# Exercise
Type the data below again exactly. Omit all pictures.

# Material to process
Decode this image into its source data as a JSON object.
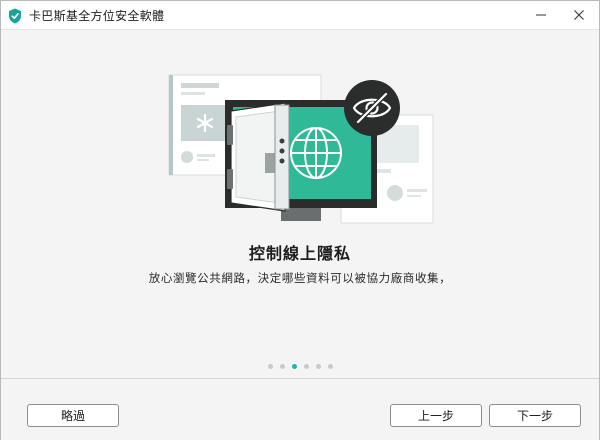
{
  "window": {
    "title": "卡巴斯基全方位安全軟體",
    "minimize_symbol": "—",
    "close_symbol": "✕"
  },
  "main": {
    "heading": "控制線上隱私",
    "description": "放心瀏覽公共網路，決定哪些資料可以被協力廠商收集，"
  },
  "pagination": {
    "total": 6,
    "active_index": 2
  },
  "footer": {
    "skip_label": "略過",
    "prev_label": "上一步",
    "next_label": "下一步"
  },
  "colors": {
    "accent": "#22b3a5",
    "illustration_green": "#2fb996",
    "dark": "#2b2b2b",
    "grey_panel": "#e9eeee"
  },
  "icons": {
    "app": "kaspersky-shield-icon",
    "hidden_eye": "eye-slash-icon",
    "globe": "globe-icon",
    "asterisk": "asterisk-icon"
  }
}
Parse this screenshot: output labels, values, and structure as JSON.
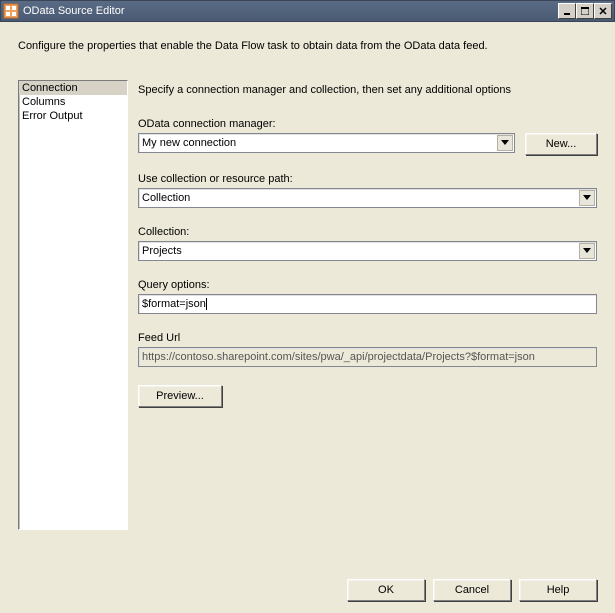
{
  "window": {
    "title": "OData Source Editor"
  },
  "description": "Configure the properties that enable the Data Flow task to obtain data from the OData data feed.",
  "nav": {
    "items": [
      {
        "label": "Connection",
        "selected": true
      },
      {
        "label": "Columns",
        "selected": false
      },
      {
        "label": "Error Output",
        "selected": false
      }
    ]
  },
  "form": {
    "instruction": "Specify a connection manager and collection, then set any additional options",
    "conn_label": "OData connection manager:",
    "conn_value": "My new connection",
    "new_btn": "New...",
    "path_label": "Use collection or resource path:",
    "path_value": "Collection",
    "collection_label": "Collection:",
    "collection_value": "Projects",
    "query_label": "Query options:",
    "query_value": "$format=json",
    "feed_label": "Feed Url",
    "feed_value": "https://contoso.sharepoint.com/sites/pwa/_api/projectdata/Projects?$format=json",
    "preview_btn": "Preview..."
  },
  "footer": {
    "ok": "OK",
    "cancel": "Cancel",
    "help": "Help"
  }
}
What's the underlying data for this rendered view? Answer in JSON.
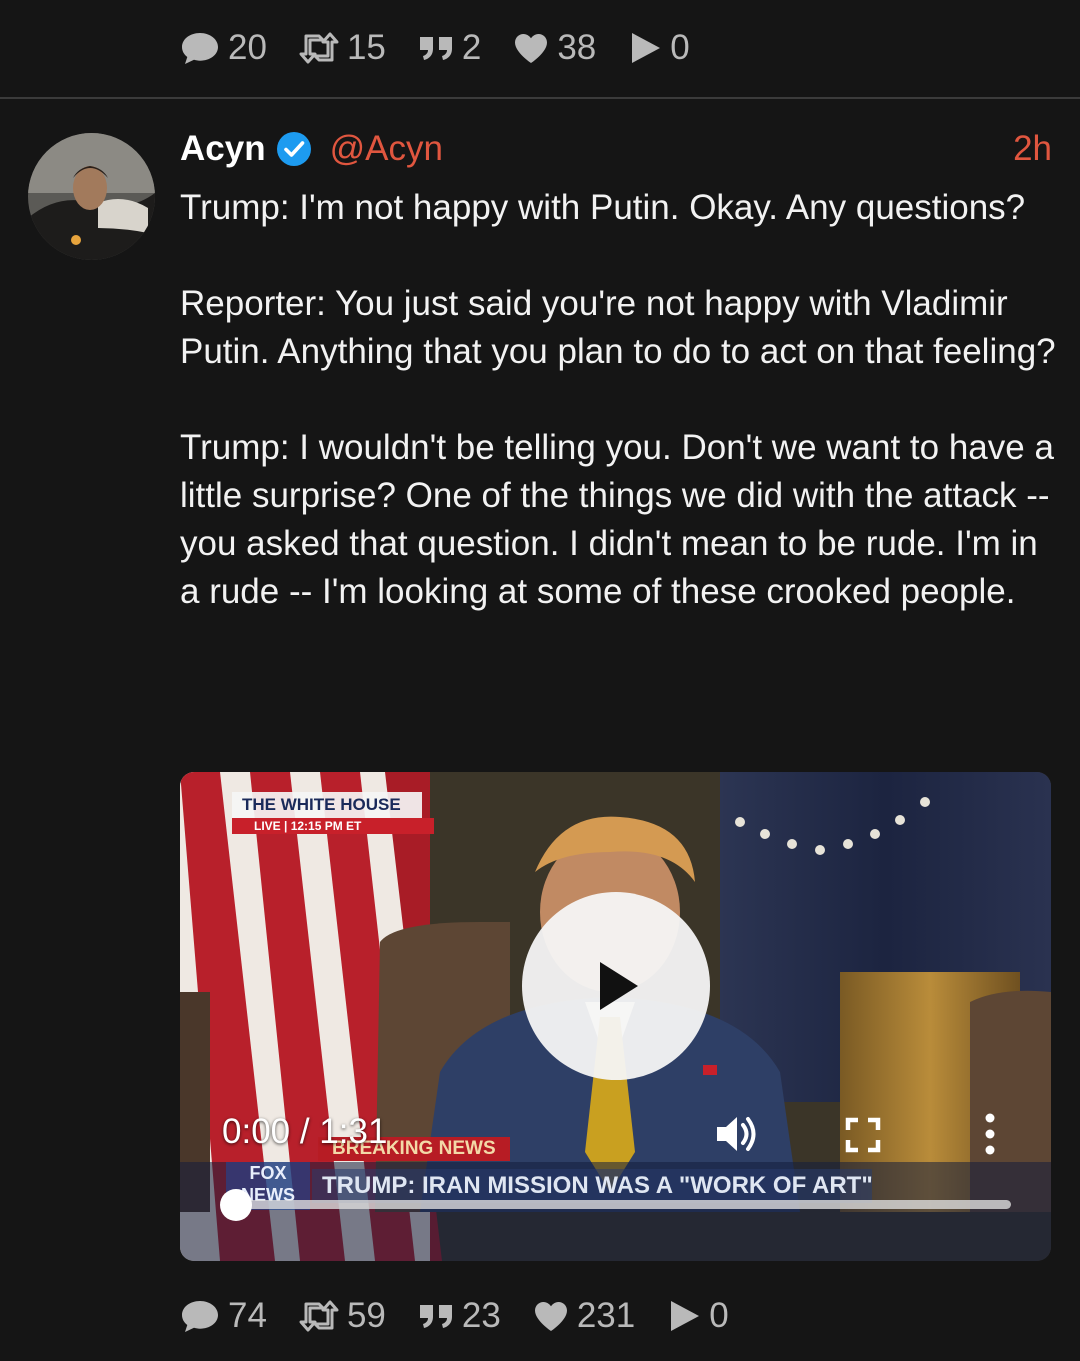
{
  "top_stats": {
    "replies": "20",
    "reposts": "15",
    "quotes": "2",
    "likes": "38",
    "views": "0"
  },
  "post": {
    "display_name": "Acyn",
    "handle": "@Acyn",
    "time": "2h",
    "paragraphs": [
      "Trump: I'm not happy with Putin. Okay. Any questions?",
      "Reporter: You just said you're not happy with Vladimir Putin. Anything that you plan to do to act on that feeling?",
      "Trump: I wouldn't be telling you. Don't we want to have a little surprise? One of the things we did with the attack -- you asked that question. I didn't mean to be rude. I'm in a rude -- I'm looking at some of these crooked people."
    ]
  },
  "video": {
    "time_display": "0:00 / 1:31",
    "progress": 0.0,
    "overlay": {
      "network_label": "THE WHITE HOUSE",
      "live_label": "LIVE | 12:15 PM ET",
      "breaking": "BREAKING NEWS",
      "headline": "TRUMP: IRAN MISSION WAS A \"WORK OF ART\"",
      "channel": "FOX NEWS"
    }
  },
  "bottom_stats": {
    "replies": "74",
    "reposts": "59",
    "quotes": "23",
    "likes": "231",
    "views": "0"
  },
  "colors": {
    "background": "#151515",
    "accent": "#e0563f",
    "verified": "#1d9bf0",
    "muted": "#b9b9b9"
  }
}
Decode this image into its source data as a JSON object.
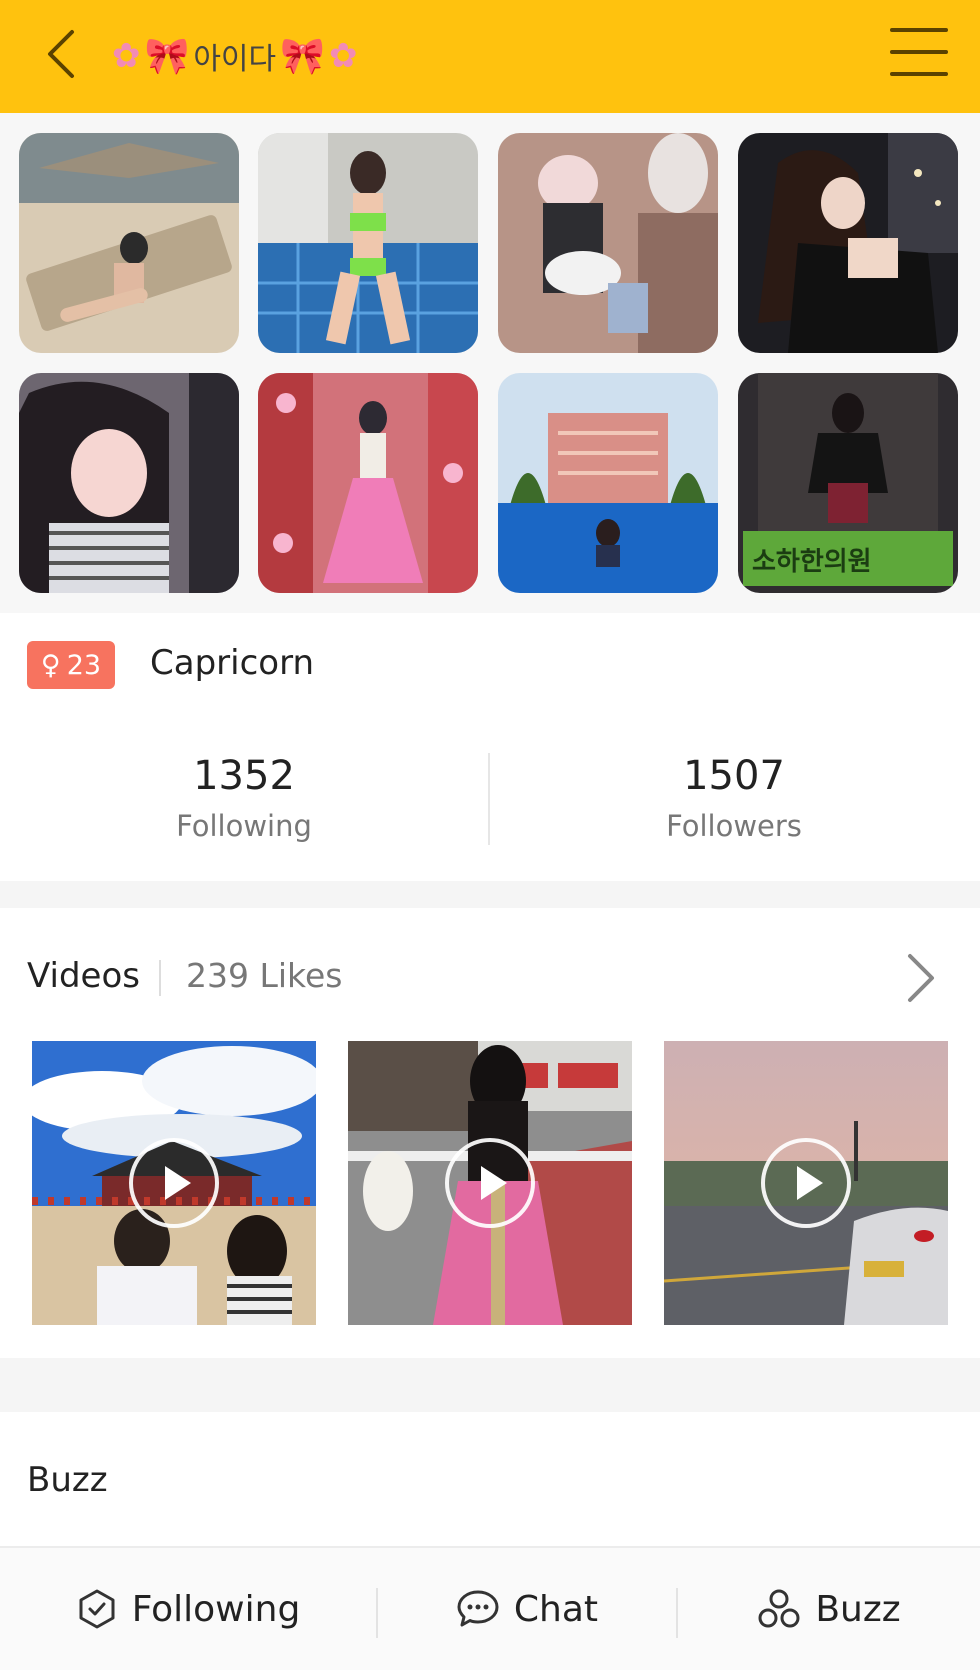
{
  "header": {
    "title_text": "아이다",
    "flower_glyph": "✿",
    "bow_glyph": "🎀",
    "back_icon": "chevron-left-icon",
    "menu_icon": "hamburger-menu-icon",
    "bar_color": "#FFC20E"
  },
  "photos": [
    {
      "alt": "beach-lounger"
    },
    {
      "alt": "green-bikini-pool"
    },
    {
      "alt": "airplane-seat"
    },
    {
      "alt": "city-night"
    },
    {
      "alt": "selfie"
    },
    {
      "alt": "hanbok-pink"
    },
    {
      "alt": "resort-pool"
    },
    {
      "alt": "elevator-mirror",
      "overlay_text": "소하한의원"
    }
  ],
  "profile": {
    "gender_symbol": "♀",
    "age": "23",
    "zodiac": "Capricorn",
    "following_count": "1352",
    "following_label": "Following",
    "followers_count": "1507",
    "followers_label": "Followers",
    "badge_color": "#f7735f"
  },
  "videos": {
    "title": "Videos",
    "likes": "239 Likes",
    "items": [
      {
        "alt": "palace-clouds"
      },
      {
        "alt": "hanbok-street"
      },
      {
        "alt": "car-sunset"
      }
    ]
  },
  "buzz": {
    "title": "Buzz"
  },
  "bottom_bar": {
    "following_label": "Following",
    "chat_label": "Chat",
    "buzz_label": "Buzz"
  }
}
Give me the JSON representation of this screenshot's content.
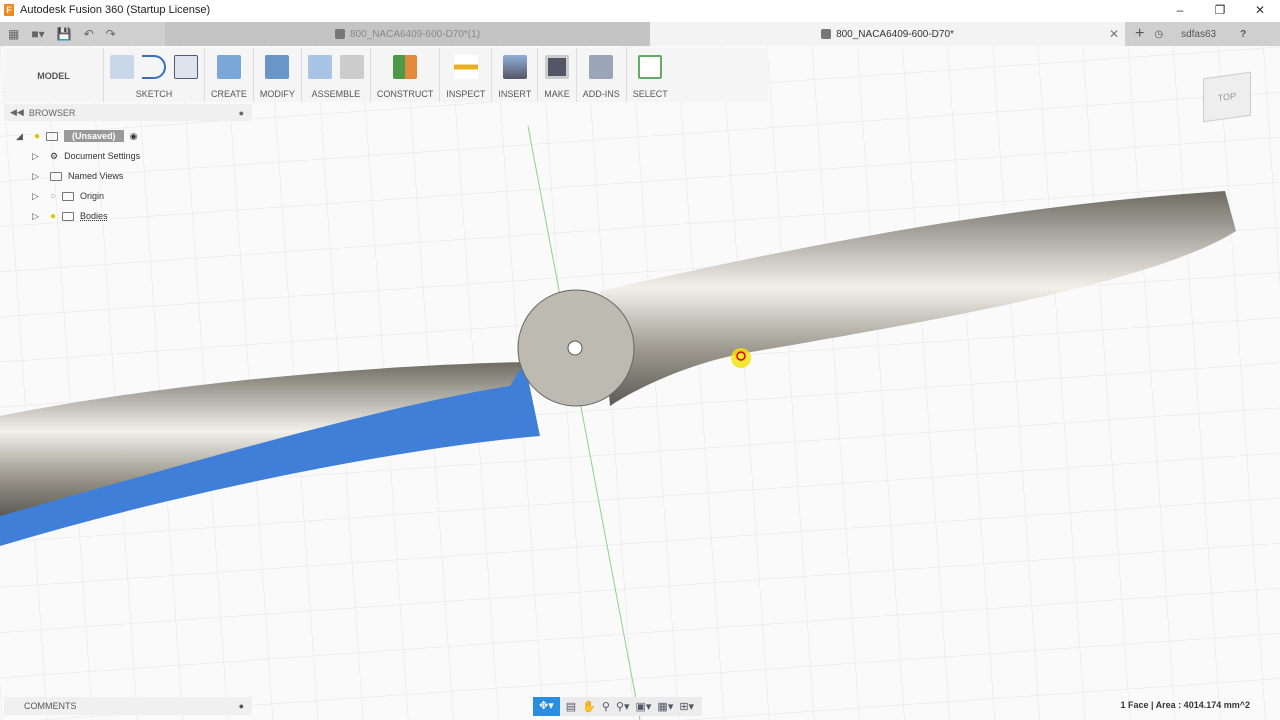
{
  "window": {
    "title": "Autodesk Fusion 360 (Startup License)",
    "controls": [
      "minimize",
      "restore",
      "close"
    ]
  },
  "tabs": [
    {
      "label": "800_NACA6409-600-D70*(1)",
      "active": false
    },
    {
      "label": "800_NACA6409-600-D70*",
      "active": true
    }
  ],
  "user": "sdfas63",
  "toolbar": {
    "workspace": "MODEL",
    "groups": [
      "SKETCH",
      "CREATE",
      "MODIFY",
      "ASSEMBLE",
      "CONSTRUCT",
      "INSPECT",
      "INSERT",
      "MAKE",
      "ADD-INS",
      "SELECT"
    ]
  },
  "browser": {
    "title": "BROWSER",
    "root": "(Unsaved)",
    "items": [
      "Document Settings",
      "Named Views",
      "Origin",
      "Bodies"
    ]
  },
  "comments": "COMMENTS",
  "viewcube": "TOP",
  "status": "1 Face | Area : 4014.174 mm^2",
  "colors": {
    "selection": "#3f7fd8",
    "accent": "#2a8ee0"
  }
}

# Exercise response
Decode this image into its source data as a JSON object.
{
  "window": {
    "title": "卡巴斯基全方位安全軟體",
    "minimize_symbol": "—",
    "close_symbol": "✕"
  },
  "main": {
    "heading": "控制線上隱私",
    "description": "放心瀏覽公共網路，決定哪些資料可以被協力廠商收集，"
  },
  "pagination": {
    "total": 6,
    "active_index": 2
  },
  "footer": {
    "skip_label": "略過",
    "prev_label": "上一步",
    "next_label": "下一步"
  },
  "colors": {
    "accent": "#22b3a5",
    "illustration_green": "#2fb996",
    "dark": "#2b2b2b",
    "grey_panel": "#e9eeee"
  },
  "icons": {
    "app": "kaspersky-shield-icon",
    "hidden_eye": "eye-slash-icon",
    "globe": "globe-icon",
    "asterisk": "asterisk-icon"
  }
}
Parse this screenshot: output labels, values, and structure as JSON.
{
  "window": {
    "title": "OData Source Editor"
  },
  "description": "Configure the properties that enable the Data Flow task to obtain data from the OData data feed.",
  "nav": {
    "items": [
      {
        "label": "Connection",
        "selected": true
      },
      {
        "label": "Columns",
        "selected": false
      },
      {
        "label": "Error Output",
        "selected": false
      }
    ]
  },
  "form": {
    "instruction": "Specify a connection manager and collection, then set any additional options",
    "conn_label": "OData connection manager:",
    "conn_value": "My new connection",
    "new_btn": "New...",
    "path_label": "Use collection or resource path:",
    "path_value": "Collection",
    "collection_label": "Collection:",
    "collection_value": "Projects",
    "query_label": "Query options:",
    "query_value": "$format=json",
    "feed_label": "Feed Url",
    "feed_value": "https://contoso.sharepoint.com/sites/pwa/_api/projectdata/Projects?$format=json",
    "preview_btn": "Preview..."
  },
  "footer": {
    "ok": "OK",
    "cancel": "Cancel",
    "help": "Help"
  }
}
What's the underlying data for this rendered view? Answer in JSON.
{
  "top_stats": {
    "replies": "20",
    "reposts": "15",
    "quotes": "2",
    "likes": "38",
    "views": "0"
  },
  "post": {
    "display_name": "Acyn",
    "handle": "@Acyn",
    "time": "2h",
    "paragraphs": [
      "Trump: I'm not happy with Putin. Okay. Any questions?",
      "Reporter: You just said you're not happy with Vladimir Putin. Anything that you plan to do to act on that feeling?",
      "Trump: I wouldn't be telling you. Don't we want to have a little surprise? One of the things we did with the attack -- you asked that question. I didn't mean to be rude. I'm in a rude -- I'm looking at some of these crooked people."
    ]
  },
  "video": {
    "time_display": "0:00 / 1:31",
    "progress": 0.0,
    "overlay": {
      "network_label": "THE WHITE HOUSE",
      "live_label": "LIVE | 12:15 PM ET",
      "breaking": "BREAKING NEWS",
      "headline": "TRUMP: IRAN MISSION WAS A \"WORK OF ART\"",
      "channel": "FOX NEWS"
    }
  },
  "bottom_stats": {
    "replies": "74",
    "reposts": "59",
    "quotes": "23",
    "likes": "231",
    "views": "0"
  },
  "colors": {
    "background": "#151515",
    "accent": "#e0563f",
    "verified": "#1d9bf0",
    "muted": "#b9b9b9"
  }
}
Decode this image into its source data as a JSON object.
{
  "header": {
    "title_text": "아이다",
    "flower_glyph": "✿",
    "bow_glyph": "🎀",
    "back_icon": "chevron-left-icon",
    "menu_icon": "hamburger-menu-icon",
    "bar_color": "#FFC20E"
  },
  "photos": [
    {
      "alt": "beach-lounger"
    },
    {
      "alt": "green-bikini-pool"
    },
    {
      "alt": "airplane-seat"
    },
    {
      "alt": "city-night"
    },
    {
      "alt": "selfie"
    },
    {
      "alt": "hanbok-pink"
    },
    {
      "alt": "resort-pool"
    },
    {
      "alt": "elevator-mirror",
      "overlay_text": "소하한의원"
    }
  ],
  "profile": {
    "gender_symbol": "♀",
    "age": "23",
    "zodiac": "Capricorn",
    "following_count": "1352",
    "following_label": "Following",
    "followers_count": "1507",
    "followers_label": "Followers",
    "badge_color": "#f7735f"
  },
  "videos": {
    "title": "Videos",
    "likes": "239 Likes",
    "items": [
      {
        "alt": "palace-clouds"
      },
      {
        "alt": "hanbok-street"
      },
      {
        "alt": "car-sunset"
      }
    ]
  },
  "buzz": {
    "title": "Buzz"
  },
  "bottom_bar": {
    "following_label": "Following",
    "chat_label": "Chat",
    "buzz_label": "Buzz"
  }
}
Give me the JSON representation of this screenshot's content.
{
  "window": {
    "title": "Autodesk Fusion 360 (Startup License)",
    "controls": [
      "minimize",
      "restore",
      "close"
    ]
  },
  "tabs": [
    {
      "label": "800_NACA6409-600-D70*(1)",
      "active": false
    },
    {
      "label": "800_NACA6409-600-D70*",
      "active": true
    }
  ],
  "user": "sdfas63",
  "toolbar": {
    "workspace": "MODEL",
    "groups": [
      "SKETCH",
      "CREATE",
      "MODIFY",
      "ASSEMBLE",
      "CONSTRUCT",
      "INSPECT",
      "INSERT",
      "MAKE",
      "ADD-INS",
      "SELECT"
    ]
  },
  "browser": {
    "title": "BROWSER",
    "root": "(Unsaved)",
    "items": [
      "Document Settings",
      "Named Views",
      "Origin",
      "Bodies"
    ]
  },
  "comments": "COMMENTS",
  "viewcube": "TOP",
  "status": "1 Face | Area : 4014.174 mm^2",
  "colors": {
    "selection": "#3f7fd8",
    "accent": "#2a8ee0"
  }
}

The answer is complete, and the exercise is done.